How focusing on sustainability will drive wider social value outcomes in construction
The best way for the construction industry to address the climate emergency is by continuing to improve its social value outputs.
The Social Value Act of 2012 has been a game-changer in construction. Nearly ten years on, social value permeates every aspect of a built environment project, from procurement to its ultimate operation.
Environmental wellbeing was always one of the cornerstones of the Social Value Act, but now it plays an even bigger role in the wider consciousness, driven by numerous carbon zero initiatives and high profile advocates such as Greta Thunberg and Extinction Rebellion.
Those already committed to building a sustainable future know that social value and the environment are not separate issues, but one and the same. However, for some, the link between reducing carbon emissions while developing robust local economies may seem more opaque. It’s the responsibility of commissioners, procurers, service deliverers and other stakeholders to drive the education process.
Today, more than 400 local government bodies have declared a climate emergency, not to mention the plethora of other companies and other organisations who have done the same. In order for the construction industry to adequately address all this entails, it is imperative that social value plays a bigger role in both procurement and delivery.
Closer relationships are required within supply chains. Much of the carbon in construction projects is in the materials specified and procured. Whilst we strive to use more eco-friendly materials, we must also consider how people and materials get to site.

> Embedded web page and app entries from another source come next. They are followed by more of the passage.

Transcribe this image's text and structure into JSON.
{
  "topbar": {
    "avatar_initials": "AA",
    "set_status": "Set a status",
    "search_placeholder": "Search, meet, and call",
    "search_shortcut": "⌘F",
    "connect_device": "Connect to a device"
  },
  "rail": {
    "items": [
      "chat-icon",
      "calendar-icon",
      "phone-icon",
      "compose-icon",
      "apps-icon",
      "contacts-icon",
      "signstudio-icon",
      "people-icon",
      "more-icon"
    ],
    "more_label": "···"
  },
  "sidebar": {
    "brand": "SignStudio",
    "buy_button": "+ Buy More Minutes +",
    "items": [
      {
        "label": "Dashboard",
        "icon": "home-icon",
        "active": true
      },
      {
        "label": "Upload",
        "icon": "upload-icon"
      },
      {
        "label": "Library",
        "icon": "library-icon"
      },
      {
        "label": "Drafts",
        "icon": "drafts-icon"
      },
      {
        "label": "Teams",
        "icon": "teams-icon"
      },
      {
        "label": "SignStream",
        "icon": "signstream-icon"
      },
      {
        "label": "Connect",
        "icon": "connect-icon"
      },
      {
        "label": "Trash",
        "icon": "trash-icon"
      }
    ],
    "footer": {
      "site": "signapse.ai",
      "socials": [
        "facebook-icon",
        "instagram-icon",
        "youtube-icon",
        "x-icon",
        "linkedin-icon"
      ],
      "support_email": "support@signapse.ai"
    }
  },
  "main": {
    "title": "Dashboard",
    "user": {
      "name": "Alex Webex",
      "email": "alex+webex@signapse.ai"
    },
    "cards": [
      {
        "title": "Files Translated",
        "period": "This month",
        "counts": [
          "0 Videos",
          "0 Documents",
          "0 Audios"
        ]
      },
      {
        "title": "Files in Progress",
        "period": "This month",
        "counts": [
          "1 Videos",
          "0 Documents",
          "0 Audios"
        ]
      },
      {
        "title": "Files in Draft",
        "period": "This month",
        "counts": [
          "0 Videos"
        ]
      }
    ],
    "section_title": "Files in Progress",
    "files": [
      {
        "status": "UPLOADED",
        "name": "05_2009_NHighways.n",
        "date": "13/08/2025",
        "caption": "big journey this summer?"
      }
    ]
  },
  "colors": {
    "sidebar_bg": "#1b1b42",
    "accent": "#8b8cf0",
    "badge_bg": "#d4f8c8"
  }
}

By providing training opportunities to local people, we are upskilling a local workforce and helping them to develop rewarding careers, while also reducing the need for staff to travel long distances for a project. This is a perfect example of how the economic and environmental are so closely entwined.
In order to drive the reduction in carbon emissions as a result of travelling further, we should also encourage increasingly sustainable transport such as cycling and electric cars, if public transport is not viable.
We additionally need to consider new approaches to materials. Say there are five major projects in close proximity in a city centre run by different contractors, what’s to say there can’t be a joined up approach to sourcing materials for each project? I believe that together, we’re stronger, and such an approach would limit carbon emissions while driving efficiencies for all involved.
It’s also crucial to better plan how waste will be managed from the beginning of a project, designing and procuring it out from the outset. Any materials that can’t be appropriately reused within a development could be donated to the local community, helping to support key local issues, or reused as part of a circular economy model.
As an example, a Morgan Sindall Construction school refurbishment project in South Wales saw a remarkable 99.97% of waste diverted from landfill. This included demolished walls and floors being collected by a local recycling firm who then returned it to site as processed aggregate. The existing timber floor was used to clad the internal walls in the reception area. Great examples of just how well a closed loop within a circular economy can work.
Some of these initiatives may seem small, but the scope of the construction industry’s reach means that their incremental power should not be underestimated.
By keeping social value at the heart of every stage of the construction process, we can ensure our projects continue to reach new levels of sustainability. There have already been so many inspiring schemes and programmes underpinned by social value in the past ten years. I hope the decade ahead will see an increased commitment to collaboration, in order to address the climate emergency in the manner that its urgency demands.Louise Townsend